(Saved data entries)
________

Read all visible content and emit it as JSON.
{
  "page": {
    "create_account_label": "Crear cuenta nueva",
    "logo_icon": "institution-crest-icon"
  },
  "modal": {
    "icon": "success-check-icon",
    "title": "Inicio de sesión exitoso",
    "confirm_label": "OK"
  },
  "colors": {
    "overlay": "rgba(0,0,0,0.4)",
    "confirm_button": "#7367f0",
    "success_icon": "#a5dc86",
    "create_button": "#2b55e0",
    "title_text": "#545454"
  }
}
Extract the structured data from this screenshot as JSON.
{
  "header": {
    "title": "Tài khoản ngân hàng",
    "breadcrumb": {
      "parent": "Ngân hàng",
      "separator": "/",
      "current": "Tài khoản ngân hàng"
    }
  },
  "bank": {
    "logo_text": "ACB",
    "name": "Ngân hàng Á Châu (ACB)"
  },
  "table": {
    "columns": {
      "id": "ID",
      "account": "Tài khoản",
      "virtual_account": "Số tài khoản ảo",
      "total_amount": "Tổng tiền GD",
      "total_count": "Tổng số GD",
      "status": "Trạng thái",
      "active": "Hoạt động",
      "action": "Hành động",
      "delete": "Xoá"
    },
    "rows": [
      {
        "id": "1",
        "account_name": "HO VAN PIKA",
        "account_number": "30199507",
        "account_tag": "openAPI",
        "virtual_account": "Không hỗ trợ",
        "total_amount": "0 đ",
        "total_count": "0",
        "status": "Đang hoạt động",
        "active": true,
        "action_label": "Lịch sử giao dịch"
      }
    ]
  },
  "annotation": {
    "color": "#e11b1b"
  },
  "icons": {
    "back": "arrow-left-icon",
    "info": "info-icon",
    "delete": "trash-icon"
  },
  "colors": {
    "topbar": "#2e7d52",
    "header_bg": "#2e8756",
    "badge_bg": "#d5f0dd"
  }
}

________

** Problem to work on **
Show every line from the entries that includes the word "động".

** Answer below **
      "active": "Hoạt động",
      "action": "Hành động",
        "status": "Đang hoạt động",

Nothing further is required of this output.